> [Assigned task]:
A faithful, word-for-word copy of the data below is required, without pictures.

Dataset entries
+ + + +

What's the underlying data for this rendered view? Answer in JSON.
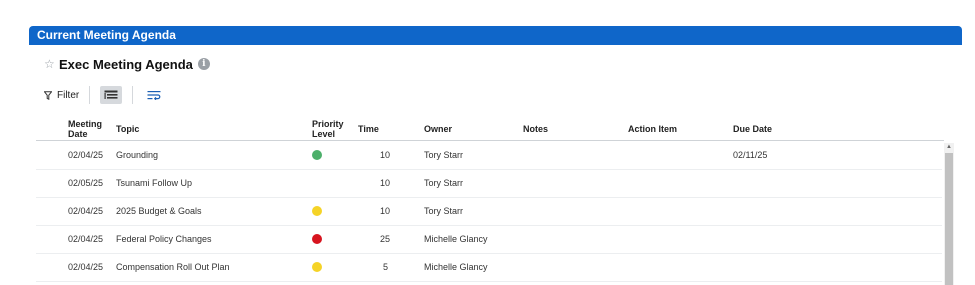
{
  "panel": {
    "title": "Current Meeting Agenda"
  },
  "sheet": {
    "title": "Exec Meeting Agenda",
    "favorite_icon": "star-outline-icon",
    "info_icon": "info-icon"
  },
  "toolbar": {
    "filter_label": "Filter"
  },
  "columns": {
    "meeting_date": [
      "Meeting",
      "Date"
    ],
    "topic": "Topic",
    "priority_level": [
      "Priority",
      "Level"
    ],
    "time": "Time",
    "owner": "Owner",
    "notes": "Notes",
    "action_item": "Action Item",
    "due_date": "Due Date"
  },
  "colors": {
    "green": "#4caf6a",
    "yellow": "#f5d327",
    "red": "#d7141f",
    "header_blue": "#0f66c9"
  },
  "rows": [
    {
      "date": "02/04/25",
      "topic": "Grounding",
      "priority": "green",
      "time": "10",
      "owner": "Tory Starr",
      "notes": "",
      "action_item": "",
      "due_date": "02/11/25"
    },
    {
      "date": "02/05/25",
      "topic": "Tsunami Follow Up",
      "priority": "",
      "time": "10",
      "owner": "Tory Starr",
      "notes": "",
      "action_item": "",
      "due_date": ""
    },
    {
      "date": "02/04/25",
      "topic": "2025 Budget & Goals",
      "priority": "yellow",
      "time": "10",
      "owner": "Tory Starr",
      "notes": "",
      "action_item": "",
      "due_date": ""
    },
    {
      "date": "02/04/25",
      "topic": "Federal Policy Changes",
      "priority": "red",
      "time": "25",
      "owner": "Michelle Glancy",
      "notes": "",
      "action_item": "",
      "due_date": ""
    },
    {
      "date": "02/04/25",
      "topic": "Compensation Roll Out Plan",
      "priority": "yellow",
      "time": "5",
      "owner": "Michelle Glancy",
      "notes": "",
      "action_item": "",
      "due_date": ""
    }
  ]
}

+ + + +

> [Written response]:
What's the underlying data for this rendered view? Answer in JSON.
{
  "panel": {
    "title": "Current Meeting Agenda"
  },
  "sheet": {
    "title": "Exec Meeting Agenda",
    "favorite_icon": "star-outline-icon",
    "info_icon": "info-icon"
  },
  "toolbar": {
    "filter_label": "Filter"
  },
  "columns": {
    "meeting_date": [
      "Meeting",
      "Date"
    ],
    "topic": "Topic",
    "priority_level": [
      "Priority",
      "Level"
    ],
    "time": "Time",
    "owner": "Owner",
    "notes": "Notes",
    "action_item": "Action Item",
    "due_date": "Due Date"
  },
  "colors": {
    "green": "#4caf6a",
    "yellow": "#f5d327",
    "red": "#d7141f",
    "header_blue": "#0f66c9"
  },
  "rows": [
    {
      "date": "02/04/25",
      "topic": "Grounding",
      "priority": "green",
      "time": "10",
      "owner": "Tory Starr",
      "notes": "",
      "action_item": "",
      "due_date": "02/11/25"
    },
    {
      "date": "02/05/25",
      "topic": "Tsunami Follow Up",
      "priority": "",
      "time": "10",
      "owner": "Tory Starr",
      "notes": "",
      "action_item": "",
      "due_date": ""
    },
    {
      "date": "02/04/25",
      "topic": "2025 Budget & Goals",
      "priority": "yellow",
      "time": "10",
      "owner": "Tory Starr",
      "notes": "",
      "action_item": "",
      "due_date": ""
    },
    {
      "date": "02/04/25",
      "topic": "Federal Policy Changes",
      "priority": "red",
      "time": "25",
      "owner": "Michelle Glancy",
      "notes": "",
      "action_item": "",
      "due_date": ""
    },
    {
      "date": "02/04/25",
      "topic": "Compensation Roll Out Plan",
      "priority": "yellow",
      "time": "5",
      "owner": "Michelle Glancy",
      "notes": "",
      "action_item": "",
      "due_date": ""
    }
  ]
}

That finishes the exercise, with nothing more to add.